The fact remains in light of so many nuances of the gospel, some produce 100 fold, others 60, others 30, others 10, others 5, and other 0. We often fail to be disciples and all that entails because we believe we are the ones correct on matters of faith.
No matter the background, Jesus was able to touch a man like Matthew a tax collector, Peter Andrew, James and John — fishermen, a grinder like Zacchaeus, a wealthy man like Lazarus, a deep sinner like Mary Magdalene, and so the list goes on with people Jesus touched because He was first and foremost a fisher of souls. There are different sized hooks for different types of fish.
Jesus changed the world walking among the people. He is the Way, the Truth, and the Life. Healing, teaching by the fire, walking in the rain and the sunshine from city to city, being the light on a hill, fasting, driving out demons, giving life to the woman at the well, an untouchable due to race, even pardoning the thief on the cross as Jesus saw his heart, not condemning the adulterous woman, but saying, “Go and sin no more.” His appeal was universal because He lived faith, and people were attracted to that. You cannot find Jesus arguing to make His point anywhere in Scripture. All you will get by arguing is an enemy, not a potential disciple.

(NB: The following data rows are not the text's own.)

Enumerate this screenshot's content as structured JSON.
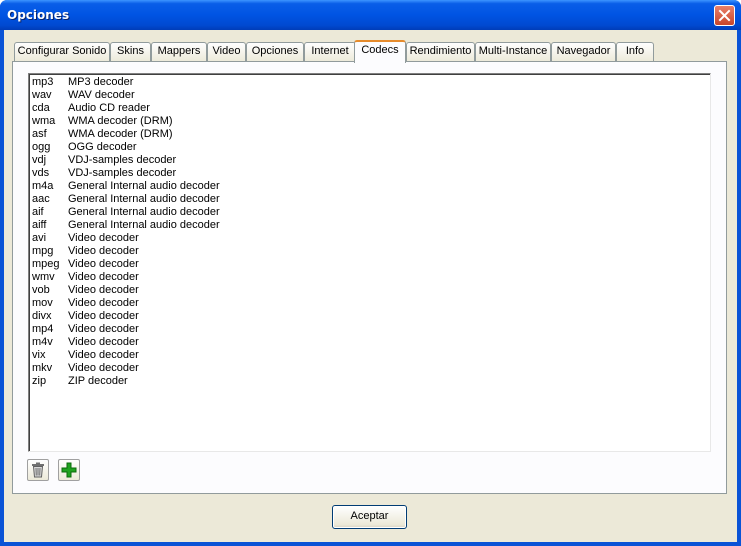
{
  "window": {
    "title": "Opciones"
  },
  "tabs": [
    {
      "label": "Configurar Sonido",
      "active": false
    },
    {
      "label": "Skins",
      "active": false
    },
    {
      "label": "Mappers",
      "active": false
    },
    {
      "label": "Video",
      "active": false
    },
    {
      "label": "Opciones",
      "active": false
    },
    {
      "label": "Internet",
      "active": false
    },
    {
      "label": "Codecs",
      "active": true
    },
    {
      "label": "Rendimiento",
      "active": false
    },
    {
      "label": "Multi-Instance",
      "active": false
    },
    {
      "label": "Navegador",
      "active": false
    },
    {
      "label": "Info",
      "active": false
    }
  ],
  "codecs": [
    {
      "ext": "mp3",
      "desc": "MP3 decoder"
    },
    {
      "ext": "wav",
      "desc": "WAV decoder"
    },
    {
      "ext": "cda",
      "desc": "Audio CD reader"
    },
    {
      "ext": "wma",
      "desc": "WMA decoder (DRM)"
    },
    {
      "ext": "asf",
      "desc": "WMA decoder (DRM)"
    },
    {
      "ext": "ogg",
      "desc": "OGG decoder"
    },
    {
      "ext": "vdj",
      "desc": "VDJ-samples decoder"
    },
    {
      "ext": "vds",
      "desc": "VDJ-samples decoder"
    },
    {
      "ext": "m4a",
      "desc": "General Internal audio decoder"
    },
    {
      "ext": "aac",
      "desc": "General Internal audio decoder"
    },
    {
      "ext": "aif",
      "desc": "General Internal audio decoder"
    },
    {
      "ext": "aiff",
      "desc": "General Internal audio decoder"
    },
    {
      "ext": "avi",
      "desc": "Video decoder"
    },
    {
      "ext": "mpg",
      "desc": "Video decoder"
    },
    {
      "ext": "mpeg",
      "desc": "Video decoder"
    },
    {
      "ext": "wmv",
      "desc": "Video decoder"
    },
    {
      "ext": "vob",
      "desc": "Video decoder"
    },
    {
      "ext": "mov",
      "desc": "Video decoder"
    },
    {
      "ext": "divx",
      "desc": "Video decoder"
    },
    {
      "ext": "mp4",
      "desc": "Video decoder"
    },
    {
      "ext": "m4v",
      "desc": "Video decoder"
    },
    {
      "ext": "vix",
      "desc": "Video decoder"
    },
    {
      "ext": "mkv",
      "desc": "Video decoder"
    },
    {
      "ext": "zip",
      "desc": "ZIP decoder"
    }
  ],
  "toolbar": {
    "delete_icon": "trash-icon",
    "add_icon": "plus-icon",
    "add_color": "#1fa21f"
  },
  "footer": {
    "accept_label": "Aceptar"
  },
  "colors": {
    "titlebar": "#0054e3",
    "dialog_face": "#ece9d8",
    "active_tab_accent": "#e68b2c"
  }
}
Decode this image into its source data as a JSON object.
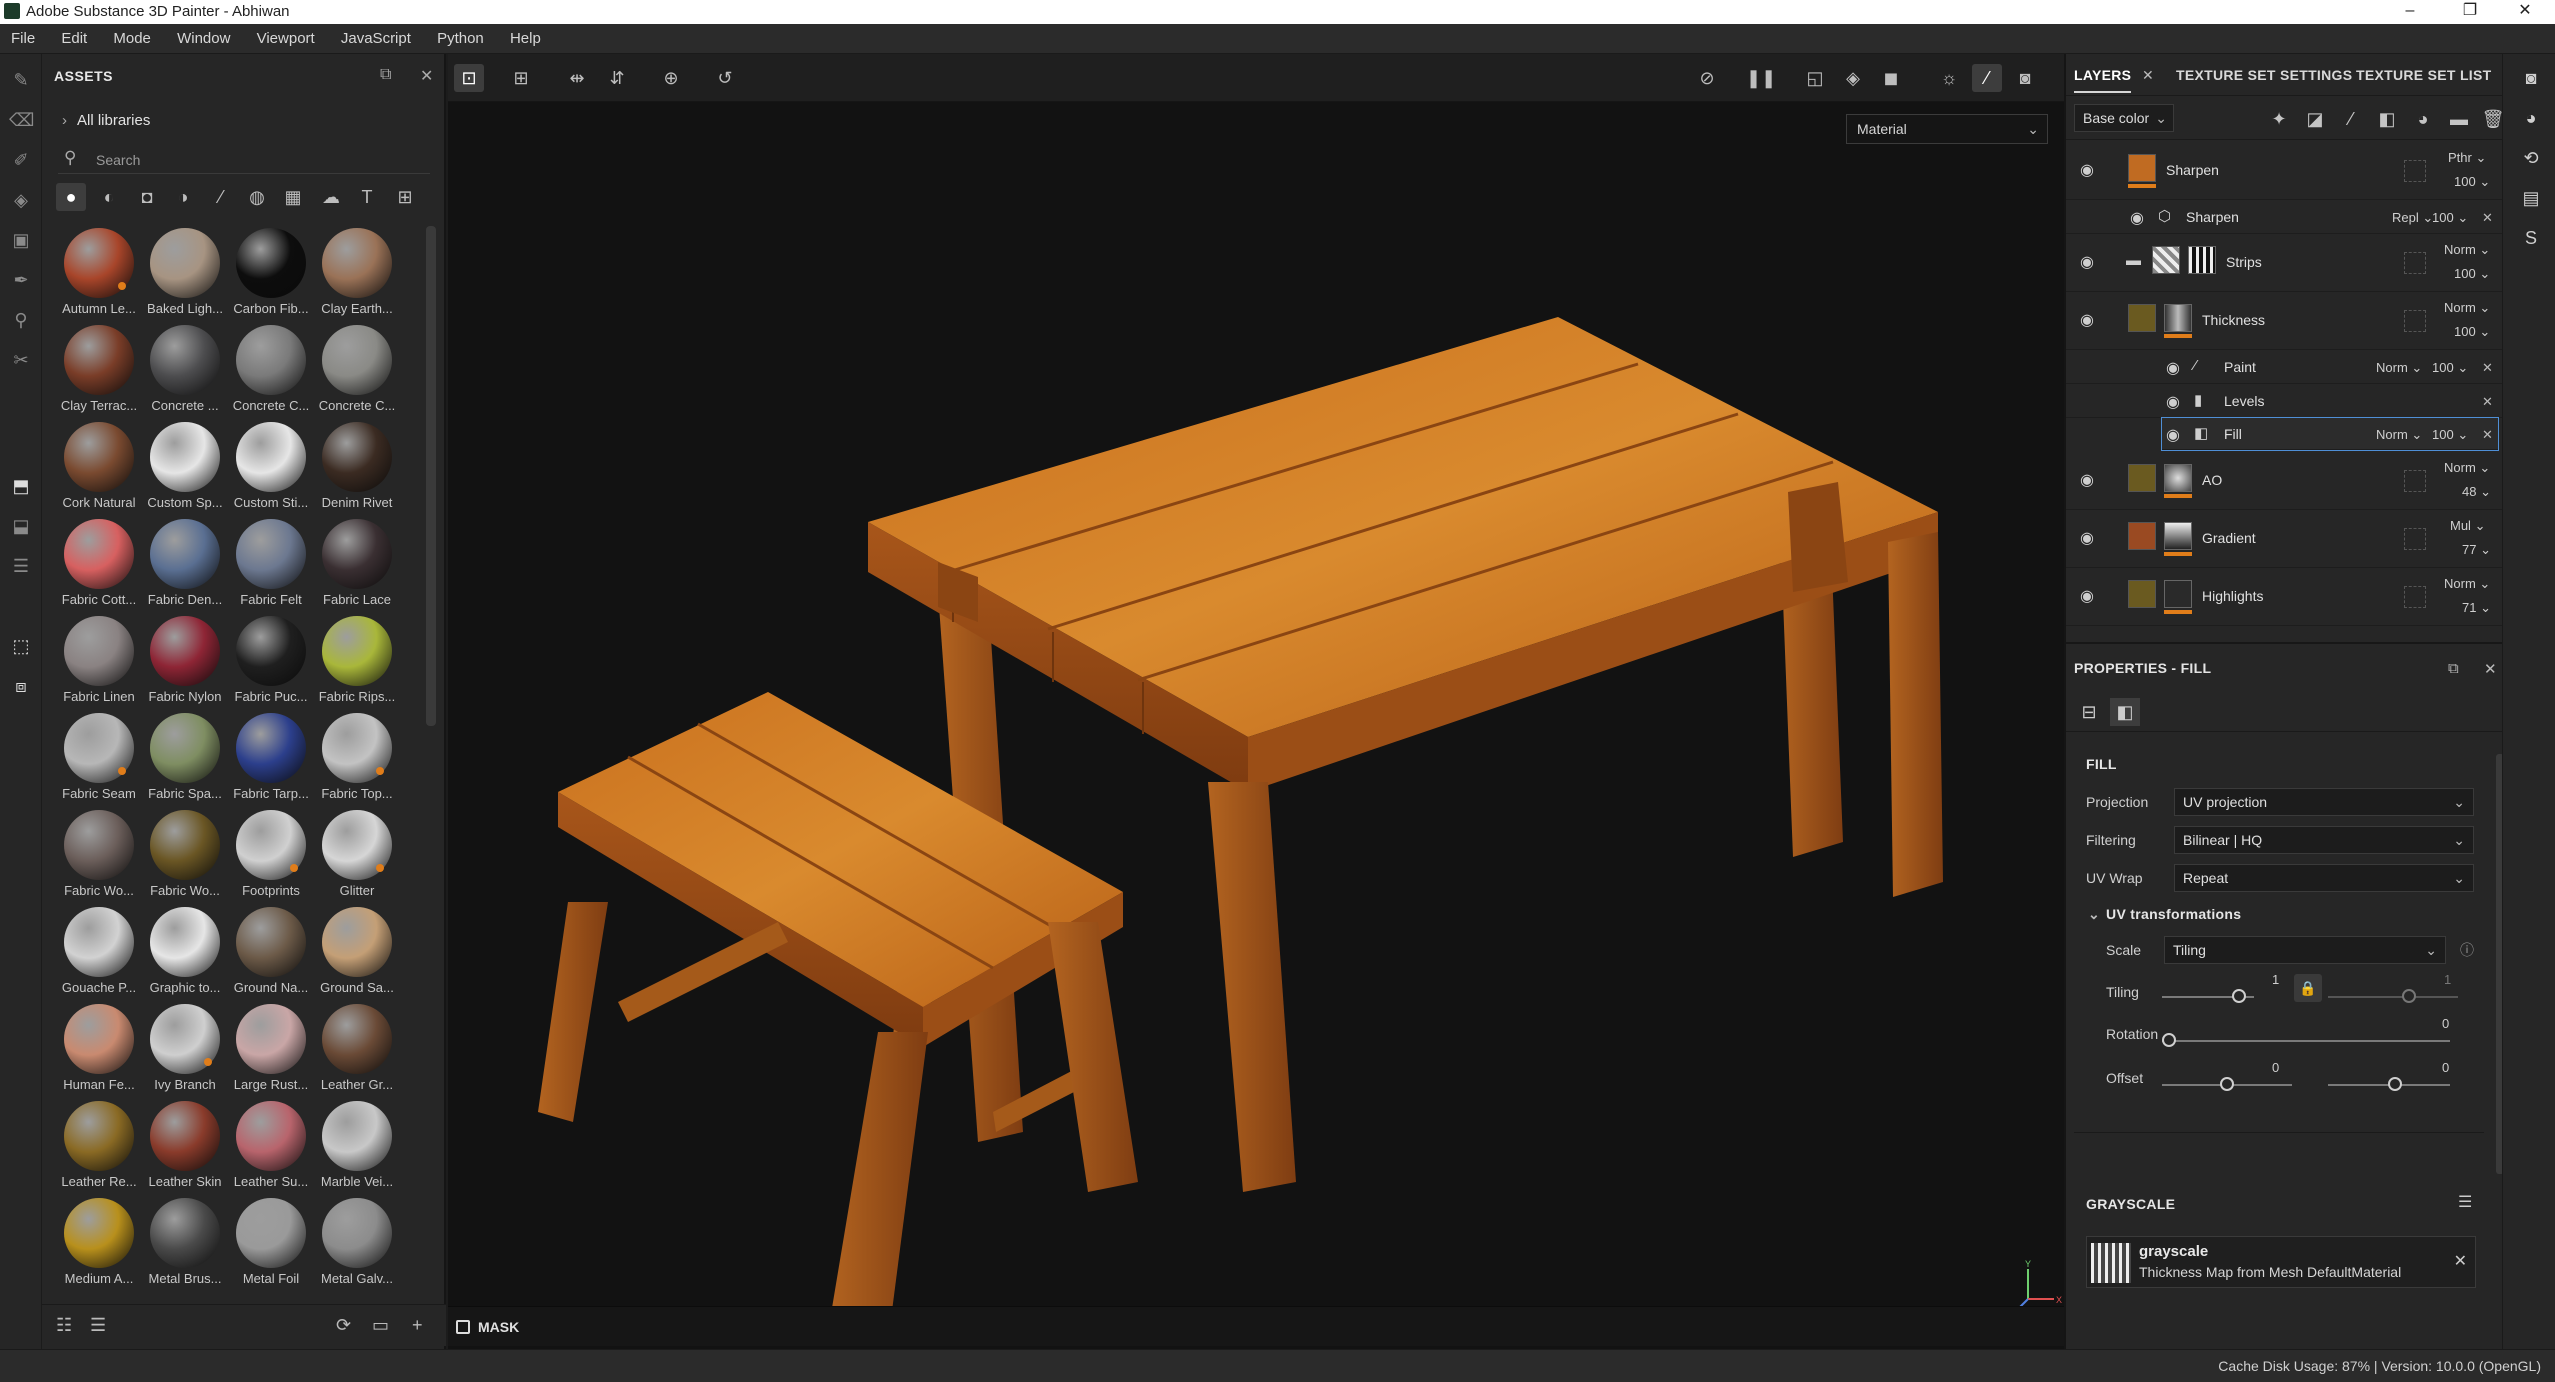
{
  "window": {
    "title": "Adobe Substance 3D Painter - Abhiwan",
    "controls": [
      "–",
      "❐",
      "✕"
    ]
  },
  "menu": [
    "File",
    "Edit",
    "Mode",
    "Window",
    "Viewport",
    "JavaScript",
    "Python",
    "Help"
  ],
  "assets": {
    "title": "ASSETS",
    "library": "All libraries",
    "search_placeholder": "Search",
    "items": [
      {
        "label": "Autumn Le...",
        "color": "#a8452a",
        "badge": true
      },
      {
        "label": "Baked Ligh...",
        "color": "#a79482",
        "badge": false
      },
      {
        "label": "Carbon Fib...",
        "color": "#0d0d0d",
        "badge": false
      },
      {
        "label": "Clay Earth...",
        "color": "#9a7257",
        "badge": false
      },
      {
        "label": "Clay Terrac...",
        "color": "#7a3d28",
        "badge": false
      },
      {
        "label": "Concrete ...",
        "color": "#4d4d4f",
        "badge": false
      },
      {
        "label": "Concrete C...",
        "color": "#7a7a7a",
        "badge": false
      },
      {
        "label": "Concrete C...",
        "color": "#8a8a86",
        "badge": false
      },
      {
        "label": "Cork Natural",
        "color": "#7a4a30",
        "badge": false
      },
      {
        "label": "Custom Sp...",
        "color": "#e6e6e6",
        "badge": false
      },
      {
        "label": "Custom Sti...",
        "color": "#e6e6e6",
        "badge": false
      },
      {
        "label": "Denim Rivet",
        "color": "#3b2b22",
        "badge": false
      },
      {
        "label": "Fabric Cott...",
        "color": "#d76060",
        "badge": false
      },
      {
        "label": "Fabric Den...",
        "color": "#5a6f92",
        "badge": false
      },
      {
        "label": "Fabric Felt",
        "color": "#6c7890",
        "badge": false
      },
      {
        "label": "Fabric Lace",
        "color": "#3a2f32",
        "badge": false
      },
      {
        "label": "Fabric Linen",
        "color": "#8a8282",
        "badge": false
      },
      {
        "label": "Fabric Nylon",
        "color": "#8e2535",
        "badge": false
      },
      {
        "label": "Fabric Puc...",
        "color": "#1f1f1f",
        "badge": false
      },
      {
        "label": "Fabric Rips...",
        "color": "#a9b73a",
        "badge": false
      },
      {
        "label": "Fabric Seam",
        "color": "#b7b7b7",
        "badge": true
      },
      {
        "label": "Fabric Spa...",
        "color": "#7f8e62",
        "badge": false
      },
      {
        "label": "Fabric Tarp...",
        "color": "#2c3f8c",
        "badge": false
      },
      {
        "label": "Fabric Top...",
        "color": "#c3c3c3",
        "badge": true
      },
      {
        "label": "Fabric Wo...",
        "color": "#6b5e5a",
        "badge": false
      },
      {
        "label": "Fabric Wo...",
        "color": "#6a5624",
        "badge": false
      },
      {
        "label": "Footprints",
        "color": "#d0d0d0",
        "badge": true
      },
      {
        "label": "Glitter",
        "color": "#d6d6d6",
        "badge": true
      },
      {
        "label": "Gouache P...",
        "color": "#d2d2d2",
        "badge": false
      },
      {
        "label": "Graphic to...",
        "color": "#e6e6e6",
        "badge": false
      },
      {
        "label": "Ground Na...",
        "color": "#6c5a48",
        "badge": false
      },
      {
        "label": "Ground Sa...",
        "color": "#c49f76",
        "badge": false
      },
      {
        "label": "Human Fe...",
        "color": "#c98a70",
        "badge": false
      },
      {
        "label": "Ivy Branch",
        "color": "#cfcfcf",
        "badge": true
      },
      {
        "label": "Large Rust...",
        "color": "#c9a6a6",
        "badge": false
      },
      {
        "label": "Leather Gr...",
        "color": "#6a4a36",
        "badge": false
      },
      {
        "label": "Leather Re...",
        "color": "#8a6a24",
        "badge": false
      },
      {
        "label": "Leather Skin",
        "color": "#8a3b2b",
        "badge": false
      },
      {
        "label": "Leather Su...",
        "color": "#b8646c",
        "badge": false
      },
      {
        "label": "Marble Vei...",
        "color": "#c8c8c8",
        "badge": false
      },
      {
        "label": "Medium A...",
        "color": "#b8901c",
        "badge": false
      },
      {
        "label": "Metal Brus...",
        "color": "#4a4a4a",
        "badge": false
      },
      {
        "label": "Metal Foil",
        "color": "#9a9a9a",
        "badge": false
      },
      {
        "label": "Metal Galv...",
        "color": "#8c8c8c",
        "badge": false
      }
    ]
  },
  "viewport": {
    "material_select": "Material",
    "mask_label": "MASK",
    "gizmo": {
      "y": "Y",
      "x": "X",
      "z": "Z"
    }
  },
  "right": {
    "tabs": [
      "LAYERS",
      "TEXTURE SET SETTINGS",
      "TEXTURE SET LIST"
    ],
    "channel": "Base color",
    "layers": [
      {
        "name": "Sharpen",
        "blend": "Pthr",
        "opacity": "100"
      },
      {
        "name": "Sharpen",
        "blend": "Repl",
        "opacity": "100",
        "sub": true
      },
      {
        "name": "Strips",
        "blend": "Norm",
        "opacity": "100"
      },
      {
        "name": "Thickness",
        "blend": "Norm",
        "opacity": "100"
      },
      {
        "name": "Paint",
        "blend": "Norm",
        "opacity": "100",
        "sub": true
      },
      {
        "name": "Levels",
        "sub": true
      },
      {
        "name": "Fill",
        "blend": "Norm",
        "opacity": "100",
        "sub": true,
        "selected": true
      },
      {
        "name": "AO",
        "blend": "Norm",
        "opacity": "48"
      },
      {
        "name": "Gradient",
        "blend": "Mul",
        "opacity": "77"
      },
      {
        "name": "Highlights",
        "blend": "Norm",
        "opacity": "71"
      }
    ],
    "properties": {
      "title": "PROPERTIES - FILL",
      "section": "FILL",
      "projection_label": "Projection",
      "projection": "UV projection",
      "filtering_label": "Filtering",
      "filtering": "Bilinear | HQ",
      "uvwrap_label": "UV Wrap",
      "uvwrap": "Repeat",
      "uvt_label": "UV transformations",
      "scale_label": "Scale",
      "scale": "Tiling",
      "tiling_label": "Tiling",
      "tiling_value": "1",
      "tiling_value2": "1",
      "rotation_label": "Rotation",
      "rotation_value": "0",
      "offset_label": "Offset",
      "offset_u": "0",
      "offset_v": "0",
      "grayscale_section": "GRAYSCALE",
      "grayscale_name": "grayscale",
      "grayscale_desc": "Thickness Map from Mesh DefaultMaterial"
    }
  },
  "status": {
    "text": "Cache Disk Usage:   87% | Version: 10.0.0 (OpenGL)"
  }
}
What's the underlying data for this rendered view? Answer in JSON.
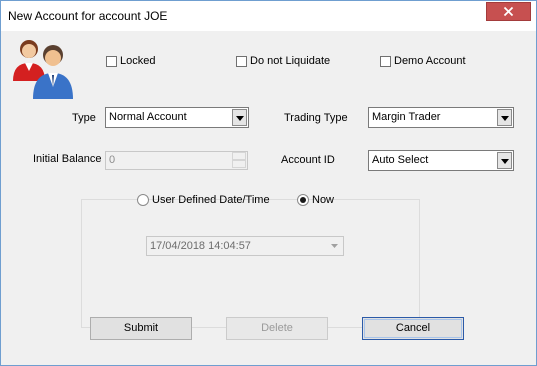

We bring a lot intellectual baggage when meeting people expecting them to immediately change upon hearing from us. The model of Jesus changing the world by pouring His life into twelve men for three solid years day after day, month after month needs to be looked at much more seriously if we are to make headway with unbelievers – and thus change our culture. The way to reach the world is to first change ourselves and then one other. By touching one other, we can then transform the world. This is no easy task and takes training. God is love, and love conquers all.
The fact is the mission field is not Nigeria or the Amazon any longer. It is next door to you on your suburban or city street. We are fast approaching being a pagan state void of any resemblance to civility and normalcy from a generation or two ago. The key for bringing change is obedience to His message. Surrendering to your will. Not needing to be always projecting your opinions, but listening to the cry of the heart of another. Knowing when you are with someone who is hurting, you need to ask the Holy Spirit “What is the way to the heart of this person?” He will answer.
Jesus said, “The harvest is plentiful, but the workers are few.” The 20th century was marked by human progress in many forms. Science, medicine, technology, travel, flight, automobiles, engineering, and wide dissemination of information were all around us. Due to a spiritual abdication of faith by parents there was a neglect of the confessional and the teaching of faith. As a result we now see a generation going forward in despair. Our challenge is to change the paradigm. We need to be the only Bible people read if change is to take place.
Jesus, I Trust in You.